Thirteen Arizona county attorneys are urging Gov. Jan Brewer to halt the state’s medical-marijuana program, saying state employees will be facilitating federal crimes when they issue licenses to pot dispensaries.
The lawyers signed onto a three-page July 24 letter authored by Yavapai County Attorney Sheila Polk, who requests that the governor prevent the state’s issuance of licenses for medical-marijuana dispensaries because the state program is pre-empted by the federal Controlled Substances Act.
he latest round of correspondence over the controversial program comes as the state Department of Health Services prepares for an Aug. 7 lottery to select 99 out of 486 applicants to run medical-marijuana dispensaries throughout the state.

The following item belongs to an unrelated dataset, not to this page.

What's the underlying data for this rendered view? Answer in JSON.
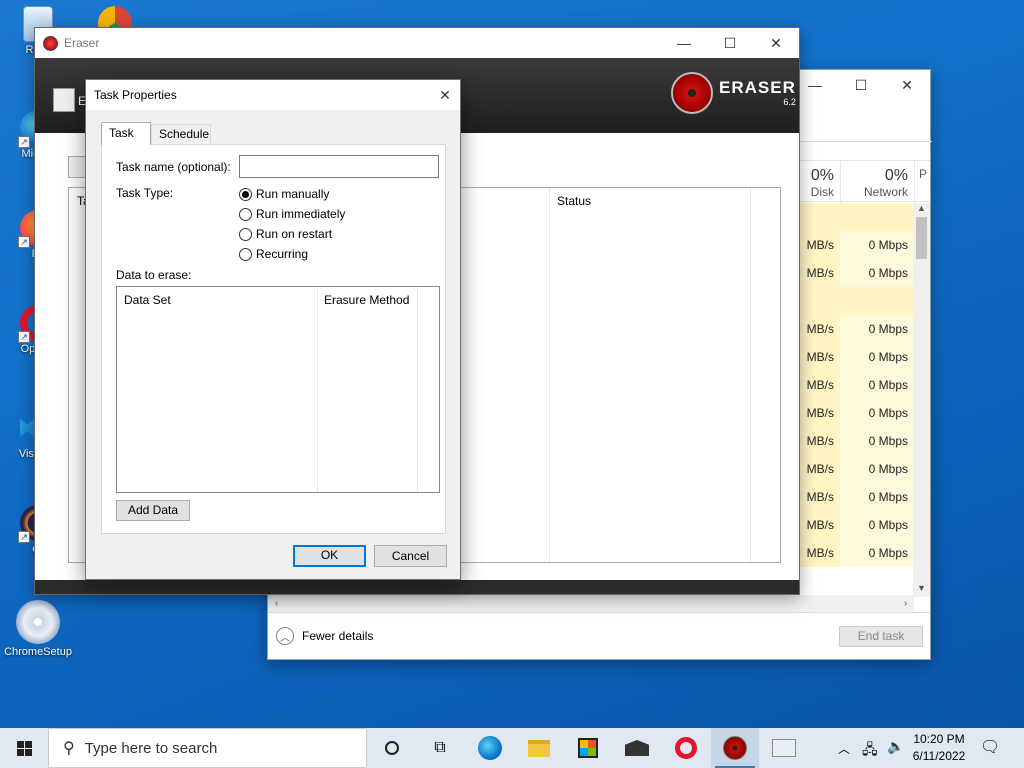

Under Arizona’s law, there is no limit to the amount of marijuana a dispensary can grow. Patients can obtain up to 21/2 ounces of medical pot every two weeks.
About 29,500 people have permission to smoke, eat or otherwise ingest medical marijuana to ease their ailments.
The overwhelming majority of medical-marijuana users reported chronic pain as their medical condition; other ailments include muscle spasms, hepatitis C, cancer and seizures.
State health officials declined to comment on Polk’s letter, which underscores their longtime concerns about the program.
In the past, state health officials have expressed concern they could be federally prosecuted for implementing the law.
In her letter, Polk pointed out that the federal government is seizing and closing medical-marijuana dispensaries in other states under the Controlled Substances Act.
Earlier this month, for example, Melinda Haag, the U.S. attorney for the Northern District of California, moved to shut down two locations of a dispensary with more than 100,000 medical-marijuana patients.
Polk wrote that she has been told Arizona’s newly appointed U.S. Attorney John Leonardo “fully intends to prevent any dispensaries from operating in Arizona by seizing each and every one as it opens and commits violations” of the federal act.